▶ TASK INSTRUCTIONS
Exact copy, pictures excluded: please retype every record below.

Stored data entries

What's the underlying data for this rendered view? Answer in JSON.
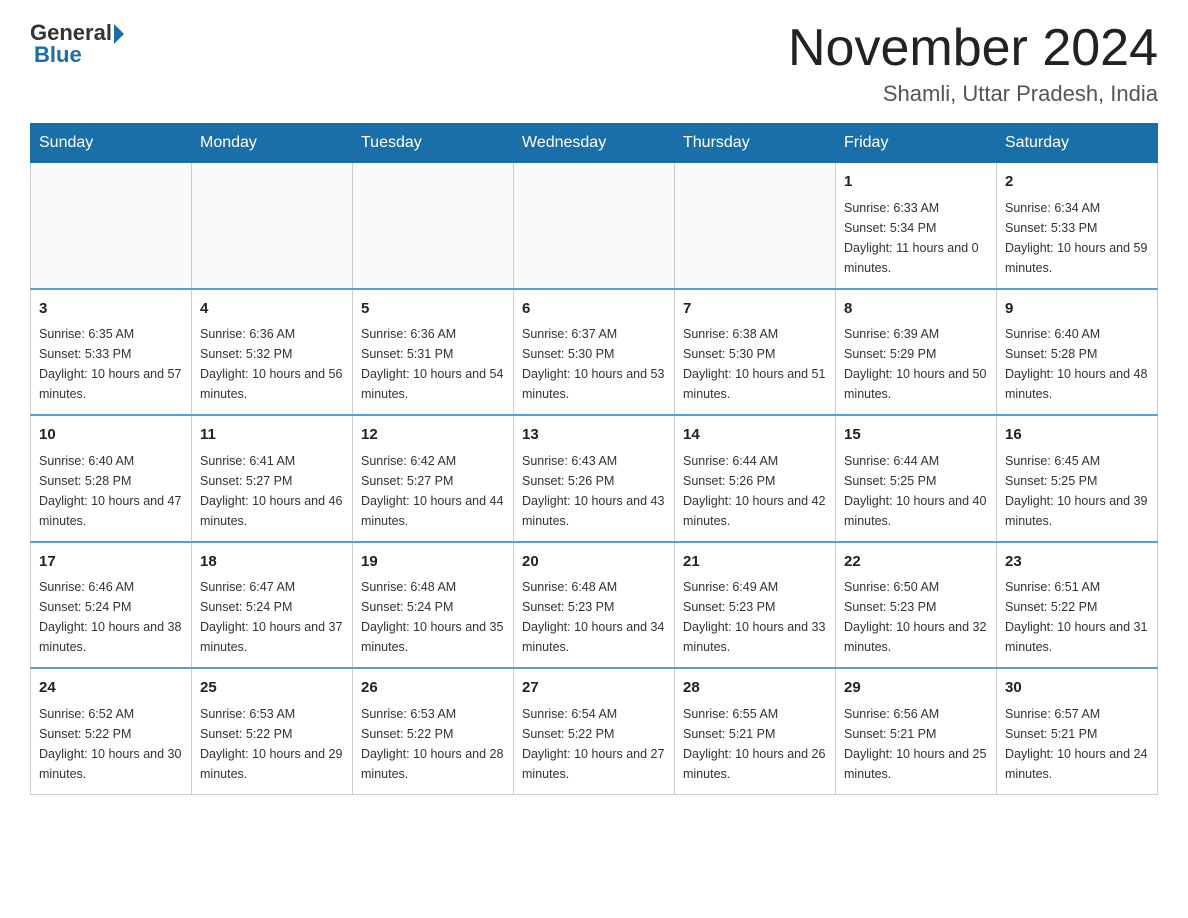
{
  "header": {
    "logo": {
      "general_text": "General",
      "blue_text": "Blue"
    },
    "title": "November 2024",
    "location": "Shamli, Uttar Pradesh, India"
  },
  "calendar": {
    "days_of_week": [
      "Sunday",
      "Monday",
      "Tuesday",
      "Wednesday",
      "Thursday",
      "Friday",
      "Saturday"
    ],
    "weeks": [
      [
        {
          "day": "",
          "info": ""
        },
        {
          "day": "",
          "info": ""
        },
        {
          "day": "",
          "info": ""
        },
        {
          "day": "",
          "info": ""
        },
        {
          "day": "",
          "info": ""
        },
        {
          "day": "1",
          "info": "Sunrise: 6:33 AM\nSunset: 5:34 PM\nDaylight: 11 hours and 0 minutes."
        },
        {
          "day": "2",
          "info": "Sunrise: 6:34 AM\nSunset: 5:33 PM\nDaylight: 10 hours and 59 minutes."
        }
      ],
      [
        {
          "day": "3",
          "info": "Sunrise: 6:35 AM\nSunset: 5:33 PM\nDaylight: 10 hours and 57 minutes."
        },
        {
          "day": "4",
          "info": "Sunrise: 6:36 AM\nSunset: 5:32 PM\nDaylight: 10 hours and 56 minutes."
        },
        {
          "day": "5",
          "info": "Sunrise: 6:36 AM\nSunset: 5:31 PM\nDaylight: 10 hours and 54 minutes."
        },
        {
          "day": "6",
          "info": "Sunrise: 6:37 AM\nSunset: 5:30 PM\nDaylight: 10 hours and 53 minutes."
        },
        {
          "day": "7",
          "info": "Sunrise: 6:38 AM\nSunset: 5:30 PM\nDaylight: 10 hours and 51 minutes."
        },
        {
          "day": "8",
          "info": "Sunrise: 6:39 AM\nSunset: 5:29 PM\nDaylight: 10 hours and 50 minutes."
        },
        {
          "day": "9",
          "info": "Sunrise: 6:40 AM\nSunset: 5:28 PM\nDaylight: 10 hours and 48 minutes."
        }
      ],
      [
        {
          "day": "10",
          "info": "Sunrise: 6:40 AM\nSunset: 5:28 PM\nDaylight: 10 hours and 47 minutes."
        },
        {
          "day": "11",
          "info": "Sunrise: 6:41 AM\nSunset: 5:27 PM\nDaylight: 10 hours and 46 minutes."
        },
        {
          "day": "12",
          "info": "Sunrise: 6:42 AM\nSunset: 5:27 PM\nDaylight: 10 hours and 44 minutes."
        },
        {
          "day": "13",
          "info": "Sunrise: 6:43 AM\nSunset: 5:26 PM\nDaylight: 10 hours and 43 minutes."
        },
        {
          "day": "14",
          "info": "Sunrise: 6:44 AM\nSunset: 5:26 PM\nDaylight: 10 hours and 42 minutes."
        },
        {
          "day": "15",
          "info": "Sunrise: 6:44 AM\nSunset: 5:25 PM\nDaylight: 10 hours and 40 minutes."
        },
        {
          "day": "16",
          "info": "Sunrise: 6:45 AM\nSunset: 5:25 PM\nDaylight: 10 hours and 39 minutes."
        }
      ],
      [
        {
          "day": "17",
          "info": "Sunrise: 6:46 AM\nSunset: 5:24 PM\nDaylight: 10 hours and 38 minutes."
        },
        {
          "day": "18",
          "info": "Sunrise: 6:47 AM\nSunset: 5:24 PM\nDaylight: 10 hours and 37 minutes."
        },
        {
          "day": "19",
          "info": "Sunrise: 6:48 AM\nSunset: 5:24 PM\nDaylight: 10 hours and 35 minutes."
        },
        {
          "day": "20",
          "info": "Sunrise: 6:48 AM\nSunset: 5:23 PM\nDaylight: 10 hours and 34 minutes."
        },
        {
          "day": "21",
          "info": "Sunrise: 6:49 AM\nSunset: 5:23 PM\nDaylight: 10 hours and 33 minutes."
        },
        {
          "day": "22",
          "info": "Sunrise: 6:50 AM\nSunset: 5:23 PM\nDaylight: 10 hours and 32 minutes."
        },
        {
          "day": "23",
          "info": "Sunrise: 6:51 AM\nSunset: 5:22 PM\nDaylight: 10 hours and 31 minutes."
        }
      ],
      [
        {
          "day": "24",
          "info": "Sunrise: 6:52 AM\nSunset: 5:22 PM\nDaylight: 10 hours and 30 minutes."
        },
        {
          "day": "25",
          "info": "Sunrise: 6:53 AM\nSunset: 5:22 PM\nDaylight: 10 hours and 29 minutes."
        },
        {
          "day": "26",
          "info": "Sunrise: 6:53 AM\nSunset: 5:22 PM\nDaylight: 10 hours and 28 minutes."
        },
        {
          "day": "27",
          "info": "Sunrise: 6:54 AM\nSunset: 5:22 PM\nDaylight: 10 hours and 27 minutes."
        },
        {
          "day": "28",
          "info": "Sunrise: 6:55 AM\nSunset: 5:21 PM\nDaylight: 10 hours and 26 minutes."
        },
        {
          "day": "29",
          "info": "Sunrise: 6:56 AM\nSunset: 5:21 PM\nDaylight: 10 hours and 25 minutes."
        },
        {
          "day": "30",
          "info": "Sunrise: 6:57 AM\nSunset: 5:21 PM\nDaylight: 10 hours and 24 minutes."
        }
      ]
    ]
  }
}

▶ FINAL ANSWER
What's the underlying data for this rendered view? Answer in JSON.
{
  "header": {
    "logo": {
      "general_text": "General",
      "blue_text": "Blue"
    },
    "title": "November 2024",
    "location": "Shamli, Uttar Pradesh, India"
  },
  "calendar": {
    "days_of_week": [
      "Sunday",
      "Monday",
      "Tuesday",
      "Wednesday",
      "Thursday",
      "Friday",
      "Saturday"
    ],
    "weeks": [
      [
        {
          "day": "",
          "info": ""
        },
        {
          "day": "",
          "info": ""
        },
        {
          "day": "",
          "info": ""
        },
        {
          "day": "",
          "info": ""
        },
        {
          "day": "",
          "info": ""
        },
        {
          "day": "1",
          "info": "Sunrise: 6:33 AM\nSunset: 5:34 PM\nDaylight: 11 hours and 0 minutes."
        },
        {
          "day": "2",
          "info": "Sunrise: 6:34 AM\nSunset: 5:33 PM\nDaylight: 10 hours and 59 minutes."
        }
      ],
      [
        {
          "day": "3",
          "info": "Sunrise: 6:35 AM\nSunset: 5:33 PM\nDaylight: 10 hours and 57 minutes."
        },
        {
          "day": "4",
          "info": "Sunrise: 6:36 AM\nSunset: 5:32 PM\nDaylight: 10 hours and 56 minutes."
        },
        {
          "day": "5",
          "info": "Sunrise: 6:36 AM\nSunset: 5:31 PM\nDaylight: 10 hours and 54 minutes."
        },
        {
          "day": "6",
          "info": "Sunrise: 6:37 AM\nSunset: 5:30 PM\nDaylight: 10 hours and 53 minutes."
        },
        {
          "day": "7",
          "info": "Sunrise: 6:38 AM\nSunset: 5:30 PM\nDaylight: 10 hours and 51 minutes."
        },
        {
          "day": "8",
          "info": "Sunrise: 6:39 AM\nSunset: 5:29 PM\nDaylight: 10 hours and 50 minutes."
        },
        {
          "day": "9",
          "info": "Sunrise: 6:40 AM\nSunset: 5:28 PM\nDaylight: 10 hours and 48 minutes."
        }
      ],
      [
        {
          "day": "10",
          "info": "Sunrise: 6:40 AM\nSunset: 5:28 PM\nDaylight: 10 hours and 47 minutes."
        },
        {
          "day": "11",
          "info": "Sunrise: 6:41 AM\nSunset: 5:27 PM\nDaylight: 10 hours and 46 minutes."
        },
        {
          "day": "12",
          "info": "Sunrise: 6:42 AM\nSunset: 5:27 PM\nDaylight: 10 hours and 44 minutes."
        },
        {
          "day": "13",
          "info": "Sunrise: 6:43 AM\nSunset: 5:26 PM\nDaylight: 10 hours and 43 minutes."
        },
        {
          "day": "14",
          "info": "Sunrise: 6:44 AM\nSunset: 5:26 PM\nDaylight: 10 hours and 42 minutes."
        },
        {
          "day": "15",
          "info": "Sunrise: 6:44 AM\nSunset: 5:25 PM\nDaylight: 10 hours and 40 minutes."
        },
        {
          "day": "16",
          "info": "Sunrise: 6:45 AM\nSunset: 5:25 PM\nDaylight: 10 hours and 39 minutes."
        }
      ],
      [
        {
          "day": "17",
          "info": "Sunrise: 6:46 AM\nSunset: 5:24 PM\nDaylight: 10 hours and 38 minutes."
        },
        {
          "day": "18",
          "info": "Sunrise: 6:47 AM\nSunset: 5:24 PM\nDaylight: 10 hours and 37 minutes."
        },
        {
          "day": "19",
          "info": "Sunrise: 6:48 AM\nSunset: 5:24 PM\nDaylight: 10 hours and 35 minutes."
        },
        {
          "day": "20",
          "info": "Sunrise: 6:48 AM\nSunset: 5:23 PM\nDaylight: 10 hours and 34 minutes."
        },
        {
          "day": "21",
          "info": "Sunrise: 6:49 AM\nSunset: 5:23 PM\nDaylight: 10 hours and 33 minutes."
        },
        {
          "day": "22",
          "info": "Sunrise: 6:50 AM\nSunset: 5:23 PM\nDaylight: 10 hours and 32 minutes."
        },
        {
          "day": "23",
          "info": "Sunrise: 6:51 AM\nSunset: 5:22 PM\nDaylight: 10 hours and 31 minutes."
        }
      ],
      [
        {
          "day": "24",
          "info": "Sunrise: 6:52 AM\nSunset: 5:22 PM\nDaylight: 10 hours and 30 minutes."
        },
        {
          "day": "25",
          "info": "Sunrise: 6:53 AM\nSunset: 5:22 PM\nDaylight: 10 hours and 29 minutes."
        },
        {
          "day": "26",
          "info": "Sunrise: 6:53 AM\nSunset: 5:22 PM\nDaylight: 10 hours and 28 minutes."
        },
        {
          "day": "27",
          "info": "Sunrise: 6:54 AM\nSunset: 5:22 PM\nDaylight: 10 hours and 27 minutes."
        },
        {
          "day": "28",
          "info": "Sunrise: 6:55 AM\nSunset: 5:21 PM\nDaylight: 10 hours and 26 minutes."
        },
        {
          "day": "29",
          "info": "Sunrise: 6:56 AM\nSunset: 5:21 PM\nDaylight: 10 hours and 25 minutes."
        },
        {
          "day": "30",
          "info": "Sunrise: 6:57 AM\nSunset: 5:21 PM\nDaylight: 10 hours and 24 minutes."
        }
      ]
    ]
  }
}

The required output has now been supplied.